Your talk of values in play is also very useful. I would like to think that value #3 was my primary concern, though I can’t deny that #1 often plays a role in my conversations. On #2, obviously I felt that I was not heard at all, and then failed to hear anything from the other side because she refused to explain herself (I cannot hear what is not said) and dismissed me as a “cis man” rather than address me as an individual. I find this particularly frustrating since I would have thought that trans persons and members of other minority groups might be particularly aware of the dangers of dismissing a person’s comments because of their group membership, thereby committing the genetic fallacy. Perhaps if my friend (and you?) thought I was only acting on value 1, my comment could justifiably be downgraded as “pedantic.” I do not think this is a fair or accurate way to put it. I was not playing an “adversarial game” and certainly wasn’t talking over anyone, but talking with… then my friend very explicitly announced that she had the right to talk over me.

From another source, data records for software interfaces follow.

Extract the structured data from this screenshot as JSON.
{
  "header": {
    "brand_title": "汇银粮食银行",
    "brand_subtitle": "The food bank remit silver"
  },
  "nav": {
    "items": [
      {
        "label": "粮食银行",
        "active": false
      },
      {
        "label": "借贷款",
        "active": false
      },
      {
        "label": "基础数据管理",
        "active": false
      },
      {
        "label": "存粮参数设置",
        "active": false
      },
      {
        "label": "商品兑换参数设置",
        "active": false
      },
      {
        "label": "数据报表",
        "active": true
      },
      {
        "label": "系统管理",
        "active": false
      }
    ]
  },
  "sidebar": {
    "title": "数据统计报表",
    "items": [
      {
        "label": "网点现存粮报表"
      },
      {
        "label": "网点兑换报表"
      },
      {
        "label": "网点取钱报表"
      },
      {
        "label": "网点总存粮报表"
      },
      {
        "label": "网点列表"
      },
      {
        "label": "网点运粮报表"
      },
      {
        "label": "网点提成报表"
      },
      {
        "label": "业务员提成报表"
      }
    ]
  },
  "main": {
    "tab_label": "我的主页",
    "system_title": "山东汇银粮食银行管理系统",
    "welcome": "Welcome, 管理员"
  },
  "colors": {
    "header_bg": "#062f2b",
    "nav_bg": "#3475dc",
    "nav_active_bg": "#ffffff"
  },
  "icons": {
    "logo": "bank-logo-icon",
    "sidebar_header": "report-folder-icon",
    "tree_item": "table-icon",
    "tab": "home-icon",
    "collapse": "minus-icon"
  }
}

Your final question, whether there is “something important” in the original phrase that wouldn’t be contained in a modified one, is certainly crucial. I would be all for the modification except that the old one will be more readily comprehensible to most people, and this is valuable because abortion rights continue to be gravely threatened. But the more I think about it, and do so as I type, the more I find myself unable to defend that as an adequate reason to stick to the original phrase. Those who agree with the sentiment are likely to understand the “if cis men could” language just as well, while those who don’t will not change their minds based on a single bumper-sticker-sized slogan even if it uses words they are more familiar with. And perhaps getting people more familiar with the newer language is more important today than fighting old battles with old phrases which, unfortunately, have not won us the day yet. In short, I think you’ve convinced me on the first-order issue here, and you have given me much to think about on the second-order ones. Thank you for your patience and carefully chosen thoughts, Ray.
[…] You can find Ray’s guest post on BIOPOLITICAL PHILOSOPHY here. […]